Take the 2-minute tour ×
Super User is a question and answer site for computer enthusiasts and power users. It's 100% free, no registration required.

I'm trying to change a default for the df command.

When I type the df command, I see the amount of disk free space listed in kilobytes. I want to change the default so that when I type in df alone, I will see the disk free space in Megabytes.

I already know that when I type df -m or df -h I will see it in megabytes, but I strictly just want to type in df so that I can see the values in megabytes.

If I can get a step by step on how to make this possible on changing the default for the df command to megabytes, I would love that. I was told that command line flags also could affect how this command could work, so I would also like clarification on that as well.
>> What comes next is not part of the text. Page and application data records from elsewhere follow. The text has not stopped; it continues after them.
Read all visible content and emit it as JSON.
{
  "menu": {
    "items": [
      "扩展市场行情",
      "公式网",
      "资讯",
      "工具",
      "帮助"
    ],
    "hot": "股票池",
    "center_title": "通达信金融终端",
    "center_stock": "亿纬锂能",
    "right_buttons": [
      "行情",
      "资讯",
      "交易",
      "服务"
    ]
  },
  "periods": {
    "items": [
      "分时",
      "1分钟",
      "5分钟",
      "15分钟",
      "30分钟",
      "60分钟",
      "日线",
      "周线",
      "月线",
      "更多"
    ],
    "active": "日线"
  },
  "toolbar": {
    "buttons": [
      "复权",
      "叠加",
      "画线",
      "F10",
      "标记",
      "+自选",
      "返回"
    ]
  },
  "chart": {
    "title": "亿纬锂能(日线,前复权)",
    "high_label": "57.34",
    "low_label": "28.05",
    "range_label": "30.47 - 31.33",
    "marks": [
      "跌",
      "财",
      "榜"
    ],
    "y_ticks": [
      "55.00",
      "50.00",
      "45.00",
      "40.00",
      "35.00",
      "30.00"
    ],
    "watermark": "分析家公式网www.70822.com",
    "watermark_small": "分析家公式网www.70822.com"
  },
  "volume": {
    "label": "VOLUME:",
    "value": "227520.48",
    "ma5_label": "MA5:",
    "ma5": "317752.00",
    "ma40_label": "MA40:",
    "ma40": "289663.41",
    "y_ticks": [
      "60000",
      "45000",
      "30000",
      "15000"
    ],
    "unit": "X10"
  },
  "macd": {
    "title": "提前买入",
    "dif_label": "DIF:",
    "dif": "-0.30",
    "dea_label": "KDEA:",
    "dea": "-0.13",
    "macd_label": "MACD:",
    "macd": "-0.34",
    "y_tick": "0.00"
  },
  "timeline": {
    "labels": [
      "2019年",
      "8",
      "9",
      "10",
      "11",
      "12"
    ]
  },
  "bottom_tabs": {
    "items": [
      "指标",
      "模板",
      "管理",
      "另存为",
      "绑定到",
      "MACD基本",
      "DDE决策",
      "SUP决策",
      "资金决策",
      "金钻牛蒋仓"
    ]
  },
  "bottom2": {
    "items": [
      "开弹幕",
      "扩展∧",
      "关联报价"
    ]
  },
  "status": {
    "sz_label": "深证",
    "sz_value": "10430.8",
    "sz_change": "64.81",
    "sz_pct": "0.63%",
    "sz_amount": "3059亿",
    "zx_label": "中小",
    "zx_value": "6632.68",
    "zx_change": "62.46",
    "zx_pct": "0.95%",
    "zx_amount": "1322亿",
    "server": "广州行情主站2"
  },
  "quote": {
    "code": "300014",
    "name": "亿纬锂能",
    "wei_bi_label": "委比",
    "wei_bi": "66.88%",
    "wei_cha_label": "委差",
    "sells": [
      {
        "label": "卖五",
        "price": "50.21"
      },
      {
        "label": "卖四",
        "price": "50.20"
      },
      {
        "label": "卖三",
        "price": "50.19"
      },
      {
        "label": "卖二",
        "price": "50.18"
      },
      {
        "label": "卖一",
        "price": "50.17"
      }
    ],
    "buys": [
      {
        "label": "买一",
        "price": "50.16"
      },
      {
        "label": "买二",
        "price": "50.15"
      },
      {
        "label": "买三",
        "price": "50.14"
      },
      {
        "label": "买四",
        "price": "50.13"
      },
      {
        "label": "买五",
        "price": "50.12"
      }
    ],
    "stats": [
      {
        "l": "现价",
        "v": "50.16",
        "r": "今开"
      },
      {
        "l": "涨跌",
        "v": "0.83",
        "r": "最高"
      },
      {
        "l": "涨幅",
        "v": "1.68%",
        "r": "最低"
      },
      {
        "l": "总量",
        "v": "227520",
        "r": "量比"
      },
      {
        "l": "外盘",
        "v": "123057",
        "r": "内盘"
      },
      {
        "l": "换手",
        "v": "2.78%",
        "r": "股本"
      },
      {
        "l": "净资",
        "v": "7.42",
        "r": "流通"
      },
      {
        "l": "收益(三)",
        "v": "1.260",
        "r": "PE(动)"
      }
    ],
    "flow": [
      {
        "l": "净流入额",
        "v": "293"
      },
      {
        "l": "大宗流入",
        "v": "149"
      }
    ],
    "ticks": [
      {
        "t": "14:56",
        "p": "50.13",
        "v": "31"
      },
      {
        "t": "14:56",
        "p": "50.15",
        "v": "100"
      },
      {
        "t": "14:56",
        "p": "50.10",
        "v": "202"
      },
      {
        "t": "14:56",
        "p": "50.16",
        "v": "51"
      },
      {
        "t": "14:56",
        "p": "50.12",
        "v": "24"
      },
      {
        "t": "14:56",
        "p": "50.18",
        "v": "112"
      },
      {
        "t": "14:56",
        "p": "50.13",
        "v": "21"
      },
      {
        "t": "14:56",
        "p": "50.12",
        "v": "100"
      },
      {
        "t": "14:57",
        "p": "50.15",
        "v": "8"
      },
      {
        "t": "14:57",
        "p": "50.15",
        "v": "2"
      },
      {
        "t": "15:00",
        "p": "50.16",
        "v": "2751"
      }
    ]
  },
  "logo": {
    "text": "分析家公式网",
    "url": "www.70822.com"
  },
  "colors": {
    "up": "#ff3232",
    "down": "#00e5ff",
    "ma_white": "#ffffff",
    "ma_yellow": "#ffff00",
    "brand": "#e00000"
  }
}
share|improve this question

2 Answers 2

There is a file in your home directory called .bashrc which is executed every time you open a new terminal. In nautilus (the default graphical file browser) you will need to press Ctl+H to see files that start with a .

You can create "aliases" in this file, they will act as commands at the terminal. Edit .bashrc and add alias df="df -m" on its own line, probably best to put this at the top or bottom with a comment above it along the lines of #I added this line to change the behaviour of df.

Open a new terminal and df will now be df -m by default.

N.b. To use df normally you must now type \df

share|improve this answer

Like ls -s, df honors the BLOCKSIZE environmental variable. Put

BLOCKSIZE=1m
export BLOCKSIZE

into the .profile file in your home directory and when you next login df will report disk capacity and availability in megabytes.

If you're using tcsh instead of bash or sh as your shell, put

setenv BLOCKSIZE 1m

into .login in your home directory.

share|improve this answer
    
Depending on which Unix/Linux, the following variables may perform the same function: DF_BLOCK_SIZE, BLOCK_SIZE, and BLOCKSIZE. The GNU coreutils df defaults to 1K byte blocks, unless POSIXLY_CORRECT is set, in which case it uses 512 byte blocks. –  Yedric Sep 10 '12 at 15:45

Your Answer

 
discard

By posting your answer, you agree to the privacy policy and terms of service.

Not the answer you're looking for? Browse other questions tagged or ask your own question.